** Opening RECORDS SHOWN block **

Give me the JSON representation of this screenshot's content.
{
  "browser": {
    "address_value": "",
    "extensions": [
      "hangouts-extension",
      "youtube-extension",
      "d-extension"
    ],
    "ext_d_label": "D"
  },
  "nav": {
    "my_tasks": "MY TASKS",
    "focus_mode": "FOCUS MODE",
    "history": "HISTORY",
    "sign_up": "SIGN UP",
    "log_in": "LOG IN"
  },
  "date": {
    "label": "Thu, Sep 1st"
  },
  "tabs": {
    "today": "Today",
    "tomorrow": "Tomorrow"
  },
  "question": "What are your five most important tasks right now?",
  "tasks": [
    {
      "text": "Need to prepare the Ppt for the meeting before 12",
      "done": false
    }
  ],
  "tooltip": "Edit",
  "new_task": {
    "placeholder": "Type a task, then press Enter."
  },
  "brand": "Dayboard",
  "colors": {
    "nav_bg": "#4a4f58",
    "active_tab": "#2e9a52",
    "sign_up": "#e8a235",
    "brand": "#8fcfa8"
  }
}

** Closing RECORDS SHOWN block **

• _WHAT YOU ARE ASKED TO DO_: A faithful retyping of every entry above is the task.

• _EXERCISE RESULT_:
Give me the JSON representation of this screenshot's content.
{
  "browser": {
    "address_value": "",
    "extensions": [
      "hangouts-extension",
      "youtube-extension",
      "d-extension"
    ],
    "ext_d_label": "D"
  },
  "nav": {
    "my_tasks": "MY TASKS",
    "focus_mode": "FOCUS MODE",
    "history": "HISTORY",
    "sign_up": "SIGN UP",
    "log_in": "LOG IN"
  },
  "date": {
    "label": "Thu, Sep 1st"
  },
  "tabs": {
    "today": "Today",
    "tomorrow": "Tomorrow"
  },
  "question": "What are your five most important tasks right now?",
  "tasks": [
    {
      "text": "Need to prepare the Ppt for the meeting before 12",
      "done": false
    }
  ],
  "tooltip": "Edit",
  "new_task": {
    "placeholder": "Type a task, then press Enter."
  },
  "brand": "Dayboard",
  "colors": {
    "nav_bg": "#4a4f58",
    "active_tab": "#2e9a52",
    "sign_up": "#e8a235",
    "brand": "#8fcfa8"
  }
}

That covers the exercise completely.